Orangeburg, S.C.

At the first presidential debate, Brian Williams tosses me the classic are-you-a-populist-or-not? softball, which my aides somehow didn’t prepare me for: “What’s the price of a gallon of milk?” I hedge by asking, “Regular or soy?” and quickly provide the correct amount for unsweetened soy at Whole Foods ($1.99 per quart), but the scornful looks in the crowd confirm that I’ve already been cast as an effete, unelectable Northeastern liberal. John Edwards nails the right answer and pours himself a tall, victorious glass from his pitcher of 2 percent.

New York, N.Y.

Before I tuck in at my own $1,000-a-plate fundraising dinner, I ask one of the servers, “What’s in the chicken casserole?” White wine, Worcestershire sauce, and garlic, he thinks. I press until he finds the head caterer, who confirms there’s both sour cream and undiluted cream-of-mushroom soup. Crisis averted—until I realize I’m two seats away from a Wall Street Journal reporter who’s been waiting on tenterhooks for me to slip up. The analysis in the next morning’s paper: I’m likely to be a nitpicky, Socialist-style micromanager who will bloat the federal government with bureaucrats.

Ames, Iowa

Everything’s going great as I work the crowd after a rousing stump speech.
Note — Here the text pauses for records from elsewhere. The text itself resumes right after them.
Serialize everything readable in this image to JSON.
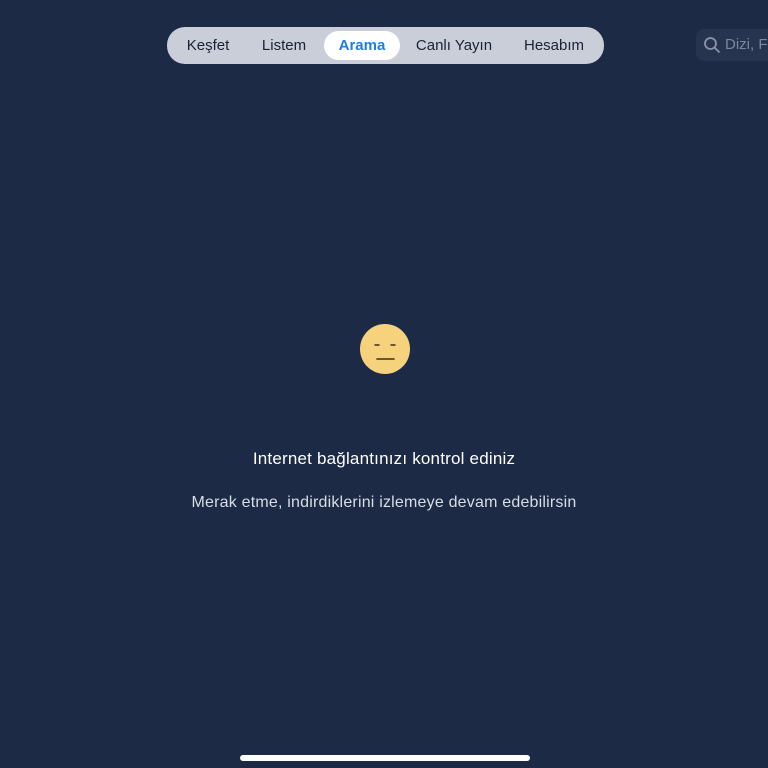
{
  "tabs": [
    {
      "label": "Keşfet",
      "active": false
    },
    {
      "label": "Listem",
      "active": false
    },
    {
      "label": "Arama",
      "active": true
    },
    {
      "label": "Canlı Yayın",
      "active": false
    },
    {
      "label": "Hesabım",
      "active": false
    }
  ],
  "search": {
    "text": "Dizi, F",
    "icon": "search-icon"
  },
  "empty_state": {
    "icon": "neutral-face-icon",
    "title": "Internet bağlantınızı kontrol ediniz",
    "subtitle": "Merak etme, indirdiklerini izlemeye devam edebilirsin"
  },
  "colors": {
    "background": "#1c2a45",
    "tab_bar": "#c9ced8",
    "active_tab_text": "#1f7fe0",
    "emoji_face": "#f6d27c"
  }
}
Then a mother holds out her infant for me to kiss—and I see the telltale signs on its face of recent nursing. I hesitate before air-kissing the kid on his ear. Result? I’m labeled “wooden” and “lacking a fluid ounce of human compassion.”

Lake Geneva, Wis.

Photo op at a local diner famed for its gargantuan milkshakes, but I’ve come prepared. Just before the friendly waitress slides me a classic chocolate malted with extra whipped cream, I surreptitiously reach into my pocket for two stashed Lactaid pills. Hours later, close-up shots spread on the Internet with this caption: “Possible Prez a Pill Popper?”

Washington, D.C.

My Senate proposal to set up a trade embargo with all the Scandinavian countries until the next presidential election, is met with accusations that I’m pandering to the dairy lobbyists. Then I’m called a Clintonian sellout when, in an attempt to rebound, I propose “ending government cheese as we know it.”

Los Angeles, Calif.

Guess who’s the only major candidate not to appear in a “Got Milk?” commercial, after his milk mustache prompts a massive outbreak of hives and Jaggeresque swollen lips? I’m forced to drop out of the race due to what my polling people call “crippling vulnerability in the heartland and with soccer moms concerned about osteoporosis”; apparently, I have traction only with Asian Americans and Ashkenazi Jews. I comfort myself that night with an extra-large serving of raspberry sorbet and vegan crème brûlée. It sucks.